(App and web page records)
* * *
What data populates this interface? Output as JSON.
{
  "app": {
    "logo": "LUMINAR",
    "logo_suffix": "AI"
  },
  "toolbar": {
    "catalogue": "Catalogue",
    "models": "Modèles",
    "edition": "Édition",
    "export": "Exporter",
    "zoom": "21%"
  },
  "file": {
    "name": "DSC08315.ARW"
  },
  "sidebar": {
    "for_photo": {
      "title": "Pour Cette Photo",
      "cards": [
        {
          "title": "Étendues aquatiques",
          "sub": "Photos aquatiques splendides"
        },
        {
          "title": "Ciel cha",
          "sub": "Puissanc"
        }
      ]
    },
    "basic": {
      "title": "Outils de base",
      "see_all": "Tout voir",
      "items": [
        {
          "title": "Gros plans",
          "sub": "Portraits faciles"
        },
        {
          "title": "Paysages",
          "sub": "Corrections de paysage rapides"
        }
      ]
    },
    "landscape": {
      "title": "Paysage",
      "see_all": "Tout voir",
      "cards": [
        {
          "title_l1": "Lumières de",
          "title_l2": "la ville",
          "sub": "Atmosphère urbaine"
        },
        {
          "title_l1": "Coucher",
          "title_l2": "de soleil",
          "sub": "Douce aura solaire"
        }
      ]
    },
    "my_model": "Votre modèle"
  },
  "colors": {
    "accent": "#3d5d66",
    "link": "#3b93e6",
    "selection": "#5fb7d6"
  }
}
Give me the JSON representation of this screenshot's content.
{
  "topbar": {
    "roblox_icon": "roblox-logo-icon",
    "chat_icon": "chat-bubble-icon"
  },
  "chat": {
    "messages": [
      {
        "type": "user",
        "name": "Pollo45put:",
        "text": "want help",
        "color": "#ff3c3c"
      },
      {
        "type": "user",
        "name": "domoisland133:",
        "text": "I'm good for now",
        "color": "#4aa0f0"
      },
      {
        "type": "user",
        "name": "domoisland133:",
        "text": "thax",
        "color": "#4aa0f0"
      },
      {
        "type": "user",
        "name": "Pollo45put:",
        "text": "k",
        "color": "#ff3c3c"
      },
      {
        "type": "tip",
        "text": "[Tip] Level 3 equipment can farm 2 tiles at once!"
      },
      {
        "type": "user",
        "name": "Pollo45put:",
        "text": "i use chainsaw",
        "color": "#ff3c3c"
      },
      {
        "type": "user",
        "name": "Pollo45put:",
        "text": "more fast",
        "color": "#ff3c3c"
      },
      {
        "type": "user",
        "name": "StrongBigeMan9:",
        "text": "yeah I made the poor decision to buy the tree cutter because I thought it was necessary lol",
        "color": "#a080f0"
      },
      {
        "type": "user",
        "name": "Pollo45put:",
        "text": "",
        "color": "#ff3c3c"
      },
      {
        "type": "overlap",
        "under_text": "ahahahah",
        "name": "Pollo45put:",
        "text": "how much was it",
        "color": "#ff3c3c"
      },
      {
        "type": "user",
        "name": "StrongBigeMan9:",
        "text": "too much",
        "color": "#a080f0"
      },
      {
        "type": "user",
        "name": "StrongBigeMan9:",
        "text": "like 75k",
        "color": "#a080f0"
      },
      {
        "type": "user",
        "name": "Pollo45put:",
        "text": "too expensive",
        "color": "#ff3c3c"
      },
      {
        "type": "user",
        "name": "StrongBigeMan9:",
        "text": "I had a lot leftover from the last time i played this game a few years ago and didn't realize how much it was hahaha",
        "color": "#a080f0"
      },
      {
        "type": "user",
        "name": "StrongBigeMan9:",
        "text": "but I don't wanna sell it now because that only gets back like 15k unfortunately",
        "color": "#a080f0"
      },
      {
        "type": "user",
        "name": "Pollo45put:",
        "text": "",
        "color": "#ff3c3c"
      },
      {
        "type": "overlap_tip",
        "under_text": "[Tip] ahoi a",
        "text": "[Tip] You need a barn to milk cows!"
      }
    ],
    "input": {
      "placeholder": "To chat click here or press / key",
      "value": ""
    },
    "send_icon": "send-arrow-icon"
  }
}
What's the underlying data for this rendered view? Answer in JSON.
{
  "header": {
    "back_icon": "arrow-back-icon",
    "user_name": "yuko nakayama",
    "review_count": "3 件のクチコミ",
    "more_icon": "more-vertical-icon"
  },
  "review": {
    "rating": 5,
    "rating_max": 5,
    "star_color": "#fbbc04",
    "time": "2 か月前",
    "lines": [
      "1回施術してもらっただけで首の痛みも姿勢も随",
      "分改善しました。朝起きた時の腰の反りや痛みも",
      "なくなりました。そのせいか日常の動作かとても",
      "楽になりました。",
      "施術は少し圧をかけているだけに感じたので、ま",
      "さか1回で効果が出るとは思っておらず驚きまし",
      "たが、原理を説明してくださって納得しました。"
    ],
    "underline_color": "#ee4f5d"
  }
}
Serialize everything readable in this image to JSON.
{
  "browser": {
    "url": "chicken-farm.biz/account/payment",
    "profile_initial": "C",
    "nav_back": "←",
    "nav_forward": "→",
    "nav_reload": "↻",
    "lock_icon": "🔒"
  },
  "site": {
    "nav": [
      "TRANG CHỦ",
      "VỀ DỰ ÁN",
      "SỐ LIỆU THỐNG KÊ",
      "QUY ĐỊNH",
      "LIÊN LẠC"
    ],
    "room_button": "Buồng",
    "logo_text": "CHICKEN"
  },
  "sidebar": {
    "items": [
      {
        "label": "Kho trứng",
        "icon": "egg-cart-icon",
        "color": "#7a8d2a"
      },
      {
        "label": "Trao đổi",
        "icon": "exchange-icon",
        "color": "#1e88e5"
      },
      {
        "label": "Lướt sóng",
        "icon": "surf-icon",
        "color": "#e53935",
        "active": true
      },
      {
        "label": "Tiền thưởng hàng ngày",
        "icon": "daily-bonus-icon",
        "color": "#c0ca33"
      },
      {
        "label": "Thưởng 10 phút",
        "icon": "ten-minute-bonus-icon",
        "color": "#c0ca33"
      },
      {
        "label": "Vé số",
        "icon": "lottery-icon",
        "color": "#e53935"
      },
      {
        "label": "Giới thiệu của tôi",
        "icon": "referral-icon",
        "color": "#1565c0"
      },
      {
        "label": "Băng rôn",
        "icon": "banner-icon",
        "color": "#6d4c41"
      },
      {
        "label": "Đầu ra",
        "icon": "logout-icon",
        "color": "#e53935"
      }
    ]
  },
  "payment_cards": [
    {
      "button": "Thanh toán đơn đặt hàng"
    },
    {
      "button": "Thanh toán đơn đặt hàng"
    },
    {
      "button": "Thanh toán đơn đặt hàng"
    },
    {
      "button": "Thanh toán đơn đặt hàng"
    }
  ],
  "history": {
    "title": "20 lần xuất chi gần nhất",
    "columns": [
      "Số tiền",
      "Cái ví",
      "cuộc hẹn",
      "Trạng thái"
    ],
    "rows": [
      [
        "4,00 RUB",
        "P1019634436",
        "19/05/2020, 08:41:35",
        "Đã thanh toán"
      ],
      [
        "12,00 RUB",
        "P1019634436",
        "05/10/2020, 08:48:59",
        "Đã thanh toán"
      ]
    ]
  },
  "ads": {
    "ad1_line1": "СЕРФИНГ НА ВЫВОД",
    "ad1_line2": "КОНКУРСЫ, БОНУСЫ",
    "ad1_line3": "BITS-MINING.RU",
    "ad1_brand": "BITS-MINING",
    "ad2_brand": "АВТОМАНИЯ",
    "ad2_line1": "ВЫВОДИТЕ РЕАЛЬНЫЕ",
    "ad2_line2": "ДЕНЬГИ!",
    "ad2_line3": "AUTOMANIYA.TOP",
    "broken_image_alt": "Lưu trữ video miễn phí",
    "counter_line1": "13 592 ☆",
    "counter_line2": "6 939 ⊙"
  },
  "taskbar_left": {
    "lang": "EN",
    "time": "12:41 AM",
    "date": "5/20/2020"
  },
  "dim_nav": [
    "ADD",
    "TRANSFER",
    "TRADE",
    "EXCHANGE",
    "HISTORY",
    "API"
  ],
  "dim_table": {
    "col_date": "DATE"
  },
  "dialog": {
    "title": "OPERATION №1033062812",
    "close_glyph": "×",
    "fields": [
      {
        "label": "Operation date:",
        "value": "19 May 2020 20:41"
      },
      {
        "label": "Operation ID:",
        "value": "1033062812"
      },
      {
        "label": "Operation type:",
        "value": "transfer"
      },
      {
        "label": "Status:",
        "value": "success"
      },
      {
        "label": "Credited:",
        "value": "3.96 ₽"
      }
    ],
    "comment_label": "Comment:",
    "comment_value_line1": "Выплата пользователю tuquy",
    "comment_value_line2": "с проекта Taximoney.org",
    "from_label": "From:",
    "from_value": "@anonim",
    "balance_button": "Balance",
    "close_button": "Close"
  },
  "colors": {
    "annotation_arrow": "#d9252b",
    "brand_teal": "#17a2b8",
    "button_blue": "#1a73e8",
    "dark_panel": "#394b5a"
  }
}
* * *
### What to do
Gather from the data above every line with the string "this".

### Your solution
What data populates this interface? Output as JSON.
Give me the JSON representation of this screenshot's content.
        "text": "I had a lot leftover from the last time i played this game a few years ago and didn't realize how much it was hahaha",
What's the underlying data for this rendered view? Answer in JSON.
Serialize everything readable in this image to JSON.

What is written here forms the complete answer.